    Google Scholar 

  59. Seetharam K, Kagiyama N, Sengupta PP. Application of mobile health, telemedicine and artificial intelligence to echocardiography. Echo Res Pract. 2019;6(2):R41–52.

    Article  PubMed  PubMed Central  Google Scholar 

  60. Arbeille P, Provost R, Zuj K, et al. Teles-operated echocardiography using a robotic arm and an internet connection. Ultrasound Med Biol. 2014;40(10):2521–9.

    Article  PubMed  Google Scholar 

  61. Michael E, Jonathan T, Grace E, et al. Transesophageal echocardiography guidance for robot-assisted level III inferior vena cava tumor thrombectomy: a novel approach to intraoperative care. J Cardiothorac Vasc Anesth. 2018;32:S1053077018303495.

    Google Scholar 

Download references


Not applicable.


This work is supported by National Key R&D Program of China (2019YFE0110400).

Author information

Authors and Affiliations



Jia Zhou: Concept and drafting article. Meng Du: Inerpretation and drafting article. Shuai Chang: Critical revision of article. Zhiyi Chen: Critical revision of article and approval of article. All authors read and approved the final manuscript.

Corresponding author

Correspondence to Zhiyi Chen.

Ethics declarations

Ethics approval and consent to participate

Not applicable.

Consent for publication

Not applicable.

Competing interests

The authors declare that they have no competing interests.

Additional information

Publisher’s Note

Springer Nature remains neutral with regard to jurisdictional claims in published maps and institutional affiliations.

Rights and permissions

Open Access This article is licensed under a Creative Commons Attribution 4.0 International License, which permits use, sharing, adaptation, distribution and reproduction in any medium or format, as long as you give appropriate credit to the original author(s) and the source, provide a link to the Creative Commons licence, and indicate if changes were made.

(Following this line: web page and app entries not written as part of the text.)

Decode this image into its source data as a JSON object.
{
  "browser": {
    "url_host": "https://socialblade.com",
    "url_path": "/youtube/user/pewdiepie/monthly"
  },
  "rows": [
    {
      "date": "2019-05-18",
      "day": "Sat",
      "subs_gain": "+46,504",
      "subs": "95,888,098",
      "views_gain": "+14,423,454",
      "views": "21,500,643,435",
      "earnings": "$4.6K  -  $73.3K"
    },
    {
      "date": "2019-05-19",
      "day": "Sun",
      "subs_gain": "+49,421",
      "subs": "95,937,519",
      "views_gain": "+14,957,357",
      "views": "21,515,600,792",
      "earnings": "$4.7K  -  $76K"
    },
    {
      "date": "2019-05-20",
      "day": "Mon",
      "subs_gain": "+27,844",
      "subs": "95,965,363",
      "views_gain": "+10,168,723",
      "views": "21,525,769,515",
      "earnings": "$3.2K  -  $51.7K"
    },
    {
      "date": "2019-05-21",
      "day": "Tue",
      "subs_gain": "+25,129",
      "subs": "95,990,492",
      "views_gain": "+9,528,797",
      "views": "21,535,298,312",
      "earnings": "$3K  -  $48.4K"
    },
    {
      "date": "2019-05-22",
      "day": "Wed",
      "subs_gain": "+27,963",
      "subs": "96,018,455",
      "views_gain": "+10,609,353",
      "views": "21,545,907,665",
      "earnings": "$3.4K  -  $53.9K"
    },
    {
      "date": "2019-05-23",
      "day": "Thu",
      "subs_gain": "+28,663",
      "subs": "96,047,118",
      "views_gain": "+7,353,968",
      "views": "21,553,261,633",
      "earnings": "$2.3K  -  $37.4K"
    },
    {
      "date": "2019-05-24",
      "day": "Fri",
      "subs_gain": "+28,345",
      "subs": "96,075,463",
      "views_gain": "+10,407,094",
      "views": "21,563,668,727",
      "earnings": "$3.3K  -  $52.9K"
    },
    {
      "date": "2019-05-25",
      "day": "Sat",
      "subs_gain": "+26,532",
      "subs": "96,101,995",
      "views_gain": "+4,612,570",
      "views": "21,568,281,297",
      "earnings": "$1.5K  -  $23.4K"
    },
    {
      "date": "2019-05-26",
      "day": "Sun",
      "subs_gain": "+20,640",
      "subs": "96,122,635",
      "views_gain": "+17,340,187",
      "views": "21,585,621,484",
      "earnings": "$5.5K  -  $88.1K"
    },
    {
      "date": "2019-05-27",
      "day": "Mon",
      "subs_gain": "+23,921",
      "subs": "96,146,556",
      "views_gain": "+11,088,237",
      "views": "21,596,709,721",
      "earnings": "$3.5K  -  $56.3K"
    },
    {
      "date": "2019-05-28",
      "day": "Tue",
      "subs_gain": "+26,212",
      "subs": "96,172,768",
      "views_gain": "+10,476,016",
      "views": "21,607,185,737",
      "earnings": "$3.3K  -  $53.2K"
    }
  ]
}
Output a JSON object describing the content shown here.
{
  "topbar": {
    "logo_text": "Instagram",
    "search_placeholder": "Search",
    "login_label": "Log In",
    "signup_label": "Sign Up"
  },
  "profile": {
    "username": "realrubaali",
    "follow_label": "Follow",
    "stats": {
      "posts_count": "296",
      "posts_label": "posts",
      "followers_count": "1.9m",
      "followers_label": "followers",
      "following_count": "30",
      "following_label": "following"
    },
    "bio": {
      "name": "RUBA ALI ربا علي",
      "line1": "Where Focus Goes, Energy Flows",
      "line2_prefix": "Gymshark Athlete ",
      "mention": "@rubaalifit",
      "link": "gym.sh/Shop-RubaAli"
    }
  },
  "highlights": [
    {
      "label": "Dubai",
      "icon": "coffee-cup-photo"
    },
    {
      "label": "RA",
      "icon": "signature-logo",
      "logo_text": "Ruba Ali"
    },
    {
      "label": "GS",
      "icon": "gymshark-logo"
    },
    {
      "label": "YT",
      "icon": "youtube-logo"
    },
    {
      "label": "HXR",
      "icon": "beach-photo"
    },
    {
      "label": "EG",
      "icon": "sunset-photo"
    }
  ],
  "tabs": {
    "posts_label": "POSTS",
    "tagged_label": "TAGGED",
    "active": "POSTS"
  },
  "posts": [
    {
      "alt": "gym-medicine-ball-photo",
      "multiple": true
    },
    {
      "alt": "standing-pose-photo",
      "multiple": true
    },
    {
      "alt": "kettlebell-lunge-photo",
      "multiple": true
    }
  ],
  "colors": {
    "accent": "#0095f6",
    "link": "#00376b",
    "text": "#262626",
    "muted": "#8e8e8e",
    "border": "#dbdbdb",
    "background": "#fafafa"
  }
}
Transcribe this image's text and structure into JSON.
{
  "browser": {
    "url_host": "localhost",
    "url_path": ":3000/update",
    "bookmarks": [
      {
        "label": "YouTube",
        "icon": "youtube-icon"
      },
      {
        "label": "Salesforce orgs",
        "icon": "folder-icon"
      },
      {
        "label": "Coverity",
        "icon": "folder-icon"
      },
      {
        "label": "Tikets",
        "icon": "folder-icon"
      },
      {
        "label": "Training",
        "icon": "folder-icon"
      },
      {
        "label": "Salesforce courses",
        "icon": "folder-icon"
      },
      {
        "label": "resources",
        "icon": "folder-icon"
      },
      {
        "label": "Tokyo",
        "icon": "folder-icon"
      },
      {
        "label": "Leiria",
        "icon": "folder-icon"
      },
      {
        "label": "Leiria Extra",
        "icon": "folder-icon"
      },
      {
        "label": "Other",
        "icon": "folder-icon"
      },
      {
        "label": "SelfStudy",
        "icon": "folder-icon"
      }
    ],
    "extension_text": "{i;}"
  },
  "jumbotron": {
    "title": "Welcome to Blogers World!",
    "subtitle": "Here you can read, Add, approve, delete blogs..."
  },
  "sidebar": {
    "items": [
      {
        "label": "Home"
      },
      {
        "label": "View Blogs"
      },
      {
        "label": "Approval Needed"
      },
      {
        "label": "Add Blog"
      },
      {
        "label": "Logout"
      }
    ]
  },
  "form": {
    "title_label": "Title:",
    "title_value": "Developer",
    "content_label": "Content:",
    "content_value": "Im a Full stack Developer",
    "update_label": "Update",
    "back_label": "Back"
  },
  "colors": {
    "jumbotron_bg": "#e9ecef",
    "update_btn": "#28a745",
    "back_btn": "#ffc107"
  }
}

The images or other third party material in this article are included in the article's Creative Commons licence, unless indicated otherwise in a credit line to the material. If material is not included in the article's Creative Commons licence and your intended use is not permitted by statutory regulation or exceeds the permitted use, you will need to obtain permission directly from the copyright holder. To view a copy of this licence, visit The Creative Commons Public Domain Dedication waiver ( applies to the data made available in this article, unless otherwise stated in a credit line to the data.

Reprints and permissions

About this article

Check for updates. Verify currency and authenticity via CrossMark

Cite this article

Zhou, J., Du, M., Chang, S. et al. Artificial intelligence in echocardiography: detection, functional evaluation, and disease diagnosis. Cardiovasc Ultrasound 19, 29 (2021).

Download citation

  • Received:

  • Accepted:

  • Published:

  • DOI: